The security of agriculture production was achieved through departure from the world market and from selfish agricultural speculation.
The peasant receives the security of firm prices for his produces and the security of being able to sell them. The worry about surpluses has been taken from him. In liberal times, good harvests depressed prices. In the National Socialist state surplus production is absorbed by a systematic state supply economy and, if necessary, brought to market at appropriate prices.
Pricing is no longer arbitrary, rather authoritarian. In the future the businessman no longer needs to be a selfish speculator, rather he becomes a useful distributor in the folk economy.
Money acquisition and the military security of the German folk demanded limitations even on some of the genuinely necessary agricultural imports of foodstuffs and fodder.
It was hence necessary to quickly and energetically promote surplus domestic production and to thereby make the domestic agricultural market more and more efficient.
However, the country people would have never heard such an appeal for increased production, if they did not now, after many centuries, again have a feeling of trust, security and systematic order of their life. Only that made it possible for German peasantry to increase the domestic supply of the German folk from about 65% to approximately 83% of the total need.
The German peasant is thus filled with pride and self-respect, because he has contributed such a substantial portion toward the achievement of the political and military freedom of action of his folk. The German peasant has in difficult times achieved what friendly and less unfriendly neighbors alike admire: The German folk has plenty to eat despite the English blockade.
Security of its daily bread did not only strengthen the German folk’s confidence in its own strength: it has above all found understanding for the significance of the “treasure of the field” and its guardian and multiplier – the peasant.

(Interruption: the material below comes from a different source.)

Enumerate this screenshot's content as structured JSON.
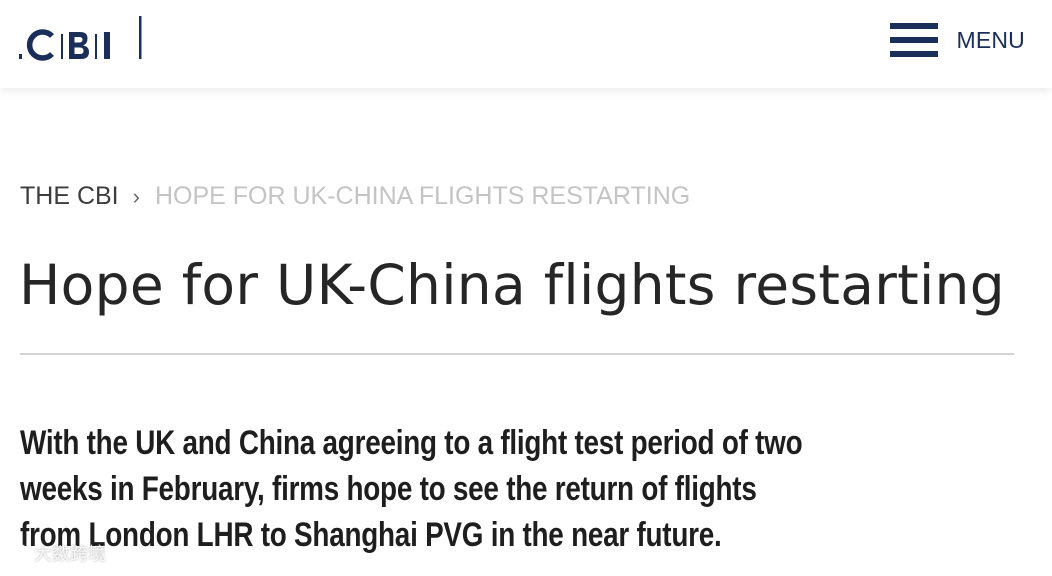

One also knows today that the physical and psychological condition of the folk is secure for the future through the valuable gene pool of the peasantry’s fertility. The SS has long been a champion for the restoration of an economically healthy and racially splendid peasantry. The Reichsführer SS himself is a trained farmer. The SS has made the preservation and increase of valuable blood in its ranks a fact by means of strict clan laws, for example through the engagement order of the Reichsführer SS of December 31, 1931. Among urban SS man as well it awakens understanding of the laws of nature, they rule over the peasant’s fields no less than they do over the generations of one’s own clan. The SS man, whether peasant or city dweller, against learns to think in terms of generations, an important characteristic of any leadership strata.
Another characteristic is inner freedom. Whoever has his own land under his feet, does not have to dance to another man’s fiddle, rather he can act according to his own conscience. The Führer has given the Reichsführer the task of protecting the German folk. One day the farmsteads of Germanic warrior peasants will form the distant borders of a greater Europe.